Most business owners got into their line of work because they were good at something and loved doing it. That passion is one of the biggest things that should set your business apart from the competition, and when you’re trying to market yourself, one of the most important aspects in uniqueness. A potential customer can only see so many ads for a particular kind of business before they start to meld into each other.
What do you do that your competition doesn’t? Or what do you do BETTER than your competition? Finding out which are your best and most unique attributes as a business will be key in coming up with your messaging and overall branding position. Once you have this in mind, marketing that will be a much easier task. By staying consistent with your messaging, your audience will begin to associate your brand with your key points of uniqueness, whatever they may be.
Not Jumping On the Technology Train
This is another big one we see a lot, and it can almost be seen as the opposite edge of the “putting the cart before the horse” example above. Completely different, but both have the potential to be equally detrimental to your business.
Depending on the type of business, the geographical location in which it operates, the demographics of its clientele, and the age and technological capabilities of its main proprietor, a business owner might not feel the need to join Facebook, Twitter, or even have a website anytime soon. They may feel that things have been going just fine with their business for years and they see no need to fix what isn’t broke. While the logic behind this can be seen as sound, what they are failing to realize is the insanely high amount of potential missed revenue by not exploring some of the most basic technological tools that can help them bring in revenue.
If you’re unsure of how to properly create a website, aren’t clear about precisely how email marketing works, or have no idea what a tweet even is, that’s fine! But do yourself and your business a favor and take some time to learn up or hire someone who’s savvy. Smartphones, the Internet, text messaging, Facebook and the rest are not going away anytime soon, and your competition is likely already milking them for all their worth. You don’t have to redirect your entire focus towards e-based avenues, but a little bit of effort will go a very long way in the end.
Don’t Be Afraid to Have Fun!
Unless you’re in a line of work where levity and a sense of humor aren’t appropriate (for example, a funeral home director), you definitely should look into creative, fun, or humorous ways to market your business. We all like to have a good time, and if you can have fun while coming up with interesting ad ideas or promotions, that positivity and good attitude will have a trickledown effect to your managers, your employees, and ultimately and most importantly, your customers.

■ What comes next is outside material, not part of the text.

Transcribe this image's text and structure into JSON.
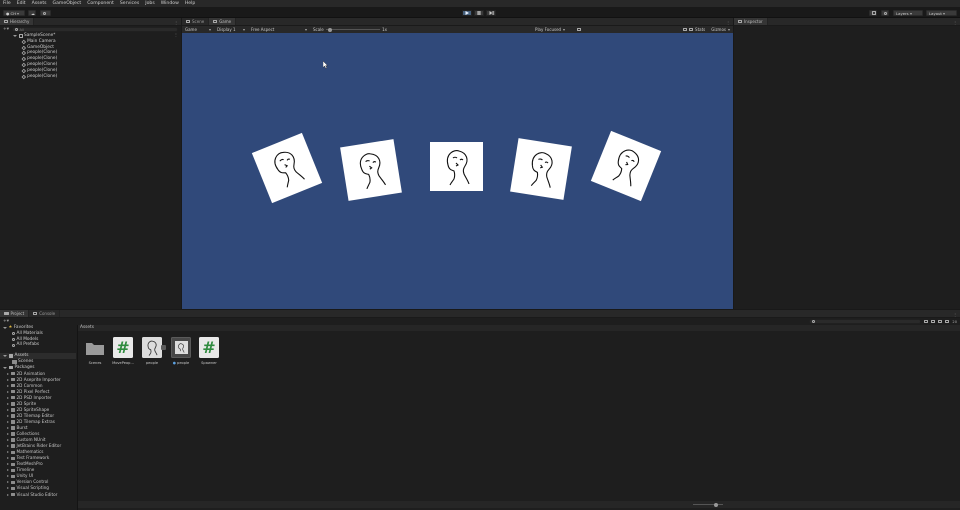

Doing something out of the ordinary for a day at your brick and mortar business for a day, even something as simple as a local musician doing live music, is a great start. A funny and clever ad in the local newspaper or on Facebook that advertises an upcoming sale has a much better chance of sticking into a customer’s head than a bland, straightforward one. Bounce ideas of your coworkers, colleagues, family, and friends to make sure your creative juices are flowing and your humor isn’t too niche or worse, offensive. Collaborating with others from different points of view minimizes this risk.